The OFFSET function needs to be told a starting reference, how many rows and columns to move, and also how high and wide the range of cells to return is. Armed with this information it can calculate the size of the range for you.

This information is entered as below;

=OFFSET(reference, rows, cols, [height], [width])

For example, we have a list of orders with the order amount stored in column G. We want to total the range from G2 to whatever the last order in that column is.

The formula below shows the OFFSET function returning the range of cells for SUM. The COUNTA function has been used to find how many rows high the list of data is. This creates the dynamic nature of the range.

## Create a Dynamic Range Name

Nesting the OFFSET function inside the SUM formula is great. Another alternative though is to create a dynamic range name which you can then use in the SUM.

This defined name can then also be used in other formulas without the need to rewrite the OFFSET function. These names also make your formulas more meaningful and easier to read for users of the spreadsheet.

1. Click the Formulas tab on the Ribbon.
2. Click the Define Name button.
3. Enter a name for the defined name. This cannot includes spaces, begin with a number or be a cell reference.
4. In the Refers to: field enter the formula below.
=OFFSET(\$G\$2,0,0,COUNTA(\$G:\$G),1)
1. Click Ok.

#### 1 comment:

1. I like your examples. I have tried to use your dynamic sum function (but I needed to use sumif as I needed to use a criteria. THe page that I am using is an expanding data set. The problem is that the data set increase by the use of a macro which INSERTS A NEW ROW AT THE TOP before copying the data into the row. The dynamic formula changes with each new row inserted I will paste my code below

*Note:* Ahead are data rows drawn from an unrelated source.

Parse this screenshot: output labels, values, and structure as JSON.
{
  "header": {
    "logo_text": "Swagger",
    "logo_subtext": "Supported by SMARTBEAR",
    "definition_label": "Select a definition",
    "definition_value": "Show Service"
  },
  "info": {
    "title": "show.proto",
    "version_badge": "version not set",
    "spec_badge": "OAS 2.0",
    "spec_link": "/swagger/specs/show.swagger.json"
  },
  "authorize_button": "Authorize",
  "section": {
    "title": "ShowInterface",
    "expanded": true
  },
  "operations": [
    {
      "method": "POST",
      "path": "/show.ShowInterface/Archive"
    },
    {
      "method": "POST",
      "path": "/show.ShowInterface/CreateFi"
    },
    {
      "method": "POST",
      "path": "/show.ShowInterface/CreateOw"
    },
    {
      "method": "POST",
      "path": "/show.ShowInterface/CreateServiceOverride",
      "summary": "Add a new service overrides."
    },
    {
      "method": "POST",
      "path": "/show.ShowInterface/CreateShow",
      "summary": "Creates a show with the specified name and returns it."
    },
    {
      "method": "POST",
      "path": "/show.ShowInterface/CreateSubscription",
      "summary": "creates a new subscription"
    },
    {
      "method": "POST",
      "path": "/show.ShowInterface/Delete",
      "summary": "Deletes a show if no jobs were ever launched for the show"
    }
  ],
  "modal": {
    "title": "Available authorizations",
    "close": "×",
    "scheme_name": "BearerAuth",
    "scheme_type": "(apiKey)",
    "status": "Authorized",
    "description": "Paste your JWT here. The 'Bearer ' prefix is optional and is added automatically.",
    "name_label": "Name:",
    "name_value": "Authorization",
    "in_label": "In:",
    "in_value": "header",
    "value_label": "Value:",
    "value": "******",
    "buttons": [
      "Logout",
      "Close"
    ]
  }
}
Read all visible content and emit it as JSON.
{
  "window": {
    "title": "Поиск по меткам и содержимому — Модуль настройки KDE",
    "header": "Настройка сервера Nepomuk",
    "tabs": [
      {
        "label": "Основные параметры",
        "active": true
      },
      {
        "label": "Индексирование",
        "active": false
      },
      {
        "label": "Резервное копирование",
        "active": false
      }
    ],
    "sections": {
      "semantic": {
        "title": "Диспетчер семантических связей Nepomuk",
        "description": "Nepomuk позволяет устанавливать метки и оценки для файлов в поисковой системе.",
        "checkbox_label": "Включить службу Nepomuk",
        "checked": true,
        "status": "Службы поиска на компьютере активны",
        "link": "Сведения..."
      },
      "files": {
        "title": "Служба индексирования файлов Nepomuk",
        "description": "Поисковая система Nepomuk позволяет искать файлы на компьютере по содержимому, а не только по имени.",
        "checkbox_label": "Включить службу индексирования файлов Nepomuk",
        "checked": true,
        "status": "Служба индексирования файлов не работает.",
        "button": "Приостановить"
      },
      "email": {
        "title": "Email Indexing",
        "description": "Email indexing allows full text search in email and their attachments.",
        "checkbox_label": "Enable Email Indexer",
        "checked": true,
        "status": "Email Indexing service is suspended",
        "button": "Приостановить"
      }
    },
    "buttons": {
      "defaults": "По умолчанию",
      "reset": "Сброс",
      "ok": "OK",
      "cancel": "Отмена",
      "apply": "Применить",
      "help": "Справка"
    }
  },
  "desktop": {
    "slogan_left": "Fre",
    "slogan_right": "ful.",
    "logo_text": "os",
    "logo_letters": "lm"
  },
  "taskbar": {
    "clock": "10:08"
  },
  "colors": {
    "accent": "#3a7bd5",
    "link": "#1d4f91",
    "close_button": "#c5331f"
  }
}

=SUMIF(OFFSET(SavedPayData!\$A\$3,0,0,COUNTA(SavedPayData!A:A),1),D8,OFFSET(SavedPayData!\$M\$3,0,0,COUNTA(SavedPayData!M:M),1))

In this formula it was originally referring to \$A\$2 etc

.